Roth IRA maximum contribution, for 2019: $6,000 (after-tax).

Tax reduction on your current year taxes: $0.

End result: You are actually contributing $8,000 of gross income in this scenario, which, after paying taxes (again assuming 25% tax rate) nets you $6,000 for the Roth contribution. And the IRS has no future stake in the $6,000 or the account growth. While the traditional IRA offers you a $6,000 limit, the Roth IRA essentially offers an $8,000 limit (in this example at least) since the taxes are paid "off the top."

Unquestionably, making Roth contributions doesn't make financial sense for every person. If your current income has you comfortably and significantly placed in the top tax brackets both on federal and state levels, you will be hard-pressed to make the Roth contributions a sensible strategy as part of your financial plan. However, with new (lower) tax rate brackets in effect for years 2018-2025, as a result of the Tax Cuts and Jobs Act, the Roth option deserves serious consideration and discussion in every financial planning conversation.

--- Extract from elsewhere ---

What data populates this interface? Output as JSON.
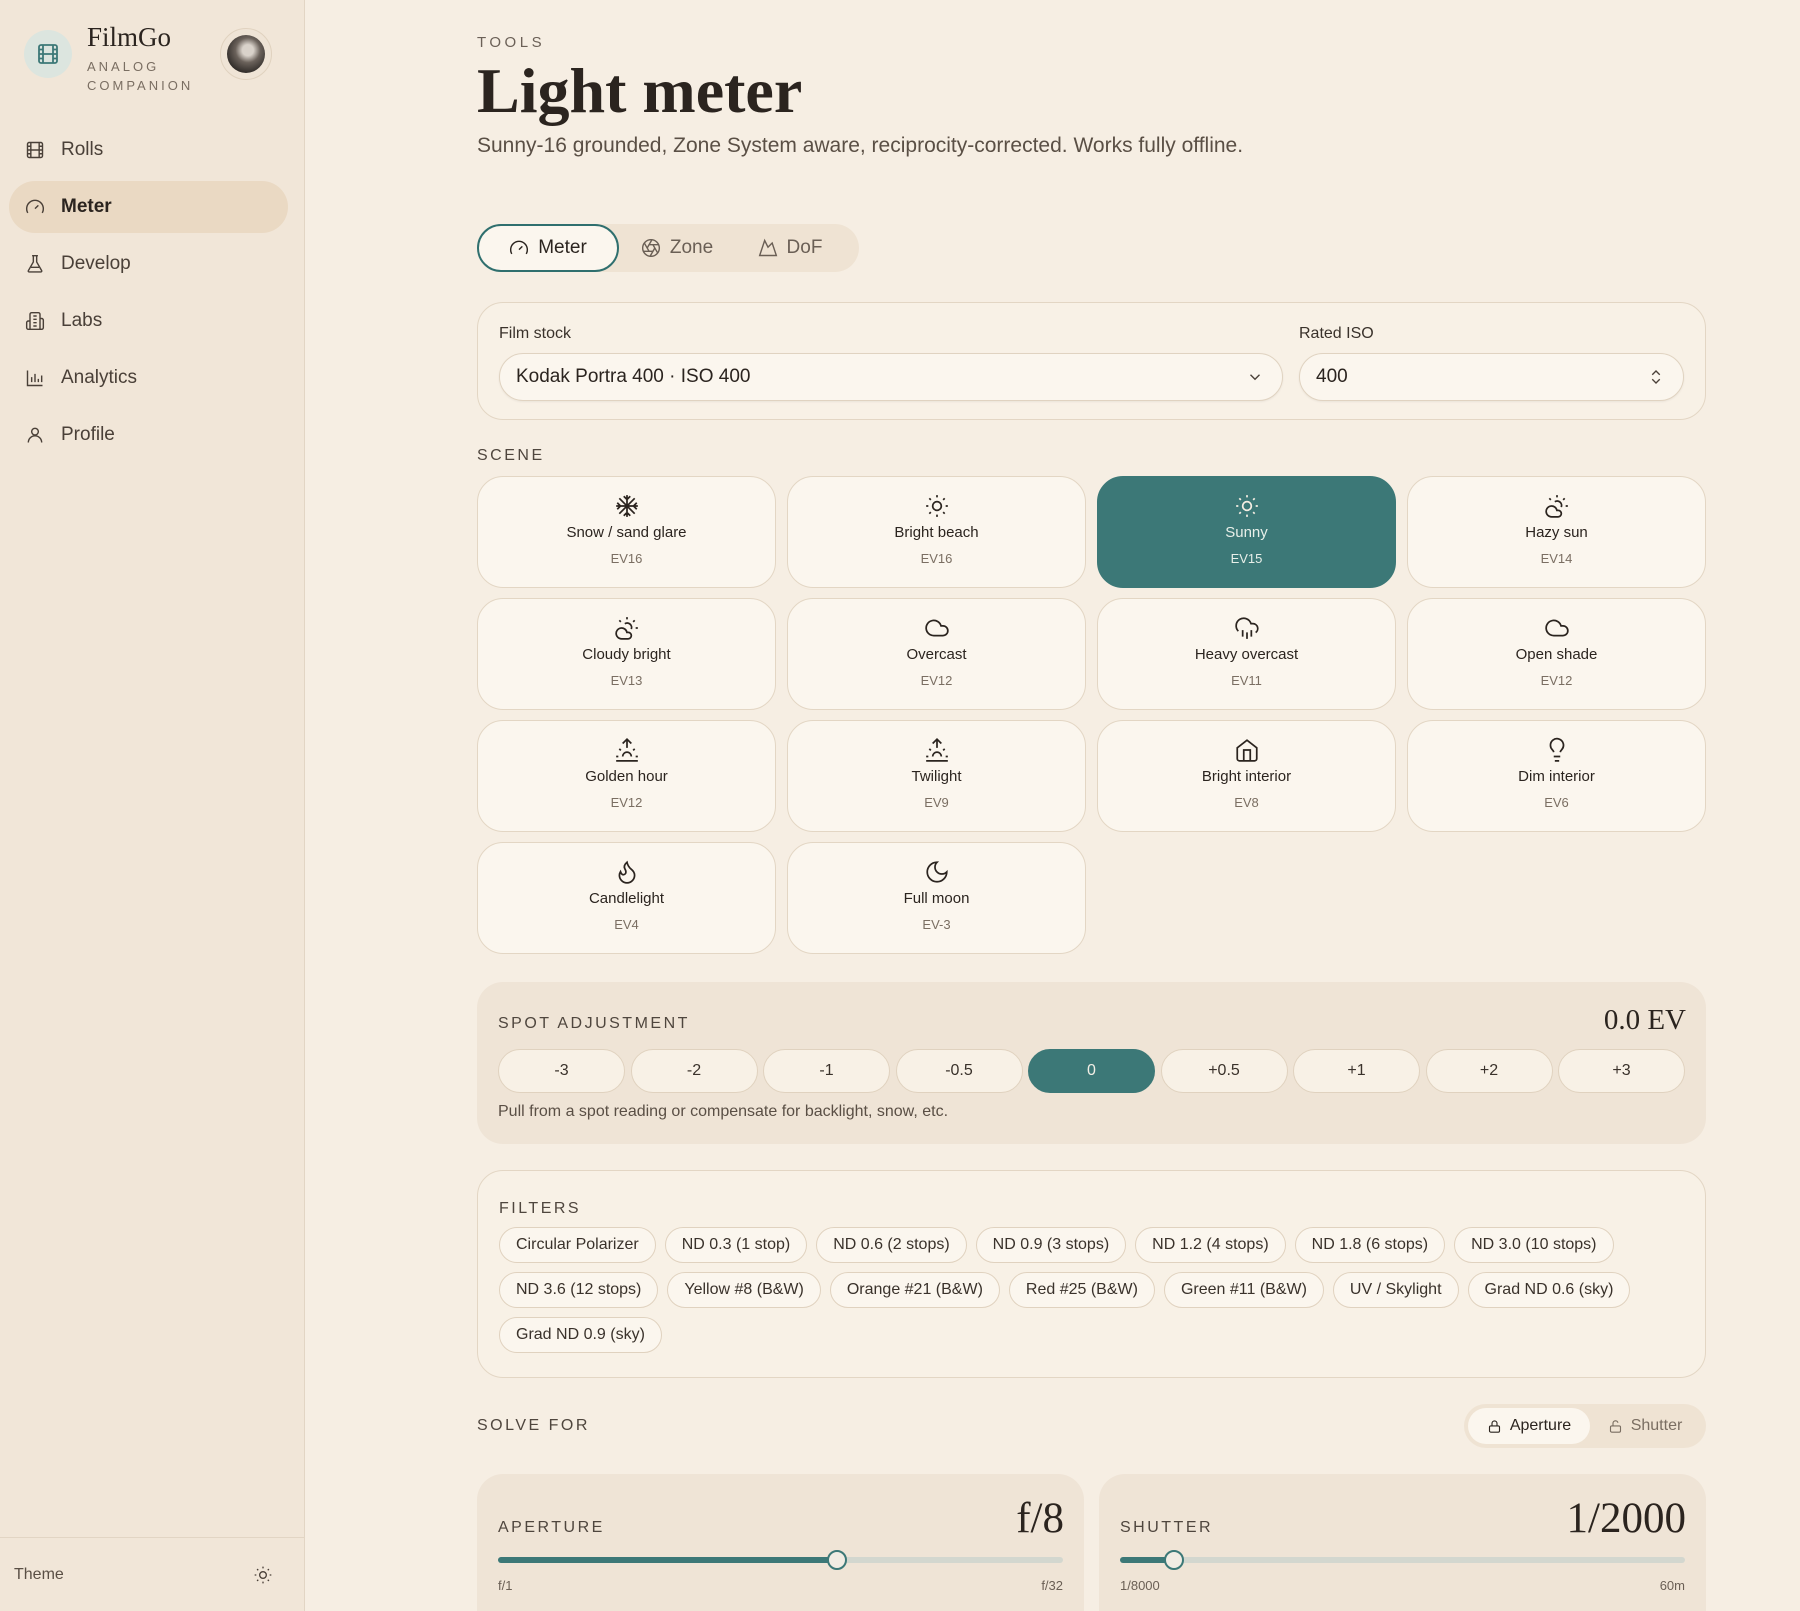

As always, consult with your tax adviser or financial planner before you make any changes to your accounts. Realize that switching to a Roth won't make your advisers look good in the short-term since you won't be saving on taxes this year. But Roth contributions will help you tax-diversify your retirement accounts, save even more towards retirement, and provide you tax-free withdrawal options in retirement.

About the author: Kaleb Paddock, CFP, is the founder of Ten Talents Financial Planning and he provides flat fee financial planning to physicians, attorneys, and business owners. Kaleb believes you should have access to a financial planner whether your net worth is $5,000, $5 million, or somewhere in between. He's blessed to live in beautiful Parker, Colo., with his wife and their three sons.